| | Re: How to attach leads straight to battery?
On 7/23/2011 8:40 PM, Peter Jason wrote:
> On Sat, 23 Jul 2011 14:52:40 -0400, micky<NONONOmisc07@bigfoot.com>
>> It seems my IBM Thinkpad's CMOS battery has died, and it's know that
>> it won't boot wihtout it.
>> I don't have time to wait for a new one by mail, plus I have some
>> CR2032's in my fridge. The flat things that look like litttle
>> The current one has the wires connected to metal tabs stuck (welded?)
>> to the battery on both sides. Is there a way I can do this without
>> exploding or otherwise ruining the battery???????
>> I see that Radio Shack has a clip that holds such a battery but I
>> think it's too thick to fit. I just tore apart a 16 year old
>> computetr to get it's battery holder, but it was defintiely too thick
>> (Does anyone want a kit to make a 16 year-old computer?)
> Perhaps you might cannibalize a suitable socket assembly from an old
> discarded motherboard and attach wires to that.
(Googles, to look at a picture)
I'd order the proper battery, but to tide you over till it shows up,
just cut apart the shrink wrap on the old one, and cut the wires as

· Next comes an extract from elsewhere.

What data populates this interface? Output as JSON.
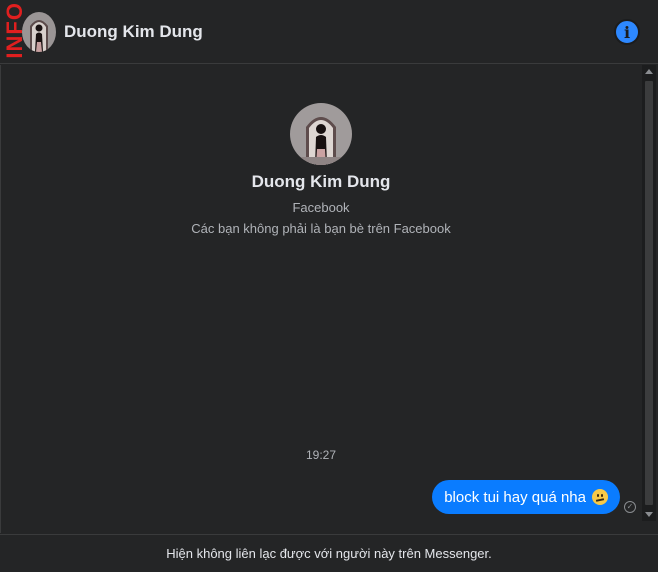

close as you can to the tabs, or actually cut the ears off the tabs. You
want bare metal showing on the end of each wire. As best you can, tape
them to the new cell from your fridge, making sure to keep polarity
correct. Gently put it all back together, and try not to bang things
around till the new battery shows up. This is not a high-current
application, so as long as it is good metal-to-metal contact, and
nothing shorts out, it should work.
Of course, all this only works if you have enough slack in the leads,
otherwise you would need to extend them.
I have done home-brew laptop CMOS batteries like that more than once.
Some ended up being permanent fixes, since the correct part was not
available, or cost more than entire laptop was worth.